Just as many students buy their books from sources other than the bookstore, so do many students sell their books elsewhere. In fact, there’s an entire virtual marketplace at your fingertips using the Buyback Comparison Tool. For each ISBN you enter, you’ll see a list of buyers currently seeking your book, how much they’re willing to pay, and the terms of the sale. If you can’t find demand for your book there, try selling it on a site like Facebook or Craig’s List. This takes a little more effort and patience, but in doing it, you might be able to keep the deal local and bypass any packing and shipping. It’s also a win-win opportunity for both buyer and seller because there’s no middleman taking a cut.

Say you’ve entered an ISBN into the Buyback Comparison Tool. There’s a buyer who’ll pay $26 for it, but you think you should get at least $32 for the book. Know that if you hold out, you could lose the chance to sell it entirely, plus the longer you wait, the longer you go without the sure cash in hand. Is losing that chance (and not having cash now) really worth $6? Know your thresholds in advance but also be flexible. Don’t blow a deal over small change. And keep in mind RULE #1, which says that the longer you hold, the less you’ll get.
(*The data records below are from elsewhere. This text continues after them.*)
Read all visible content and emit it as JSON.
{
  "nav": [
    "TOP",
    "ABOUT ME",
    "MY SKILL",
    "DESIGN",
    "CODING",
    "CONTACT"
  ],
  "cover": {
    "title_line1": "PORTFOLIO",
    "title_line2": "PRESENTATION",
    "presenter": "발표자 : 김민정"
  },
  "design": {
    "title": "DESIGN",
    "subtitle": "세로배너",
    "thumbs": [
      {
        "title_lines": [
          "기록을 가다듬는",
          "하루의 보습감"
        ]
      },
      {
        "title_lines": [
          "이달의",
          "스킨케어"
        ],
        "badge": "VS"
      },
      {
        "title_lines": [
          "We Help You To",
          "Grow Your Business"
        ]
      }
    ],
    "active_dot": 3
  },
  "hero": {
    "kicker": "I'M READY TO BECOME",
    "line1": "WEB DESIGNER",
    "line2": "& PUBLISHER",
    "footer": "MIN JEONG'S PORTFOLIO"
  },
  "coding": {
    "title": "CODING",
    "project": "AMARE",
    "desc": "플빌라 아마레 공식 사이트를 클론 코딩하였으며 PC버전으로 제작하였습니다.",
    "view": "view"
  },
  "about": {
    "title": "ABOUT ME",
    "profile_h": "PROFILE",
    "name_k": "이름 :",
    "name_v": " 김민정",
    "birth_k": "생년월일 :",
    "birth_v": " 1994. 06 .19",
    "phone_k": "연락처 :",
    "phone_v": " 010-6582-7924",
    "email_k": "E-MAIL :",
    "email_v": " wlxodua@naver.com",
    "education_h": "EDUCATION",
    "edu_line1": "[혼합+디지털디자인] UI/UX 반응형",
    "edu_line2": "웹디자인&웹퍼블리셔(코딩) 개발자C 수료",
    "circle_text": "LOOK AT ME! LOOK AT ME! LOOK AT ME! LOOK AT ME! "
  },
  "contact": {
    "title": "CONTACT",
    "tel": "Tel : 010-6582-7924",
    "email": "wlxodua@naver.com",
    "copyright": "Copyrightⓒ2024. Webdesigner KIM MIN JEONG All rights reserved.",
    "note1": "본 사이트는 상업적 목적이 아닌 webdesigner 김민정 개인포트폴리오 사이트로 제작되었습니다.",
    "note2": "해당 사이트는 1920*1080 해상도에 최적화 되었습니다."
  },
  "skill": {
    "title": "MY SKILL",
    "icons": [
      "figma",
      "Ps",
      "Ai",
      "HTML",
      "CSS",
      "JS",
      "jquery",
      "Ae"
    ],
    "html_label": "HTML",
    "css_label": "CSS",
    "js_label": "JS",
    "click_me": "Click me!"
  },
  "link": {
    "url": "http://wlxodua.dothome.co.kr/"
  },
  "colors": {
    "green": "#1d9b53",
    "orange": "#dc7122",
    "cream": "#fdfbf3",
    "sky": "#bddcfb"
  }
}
The reality is that no matter how in demand and how good of condition your book is in, the buyback value is never going to be more than half of the price that the book sold for as brand new. That said, a book with a shelf price of $100 is going to max out — best-case scenario — for a buyback of $50. Max. Now this isn’t too shabby by any means, and it’s actually pretty sweet if you happened to buy the book used for $75, but remember that the half-rule by no means applies to every book. So when we say keep it real, we’re talking about your expectations and not freaking out when that same book that cost $100 at the beginning of the term fetches a value of $20 (or maybe even less given the demand) at buyback. Also remember that when you agree to sell your book, it’s on you to make that happen per your agreement with the buyer, so don’t forget to factor in shipping costs and a trip to the post office.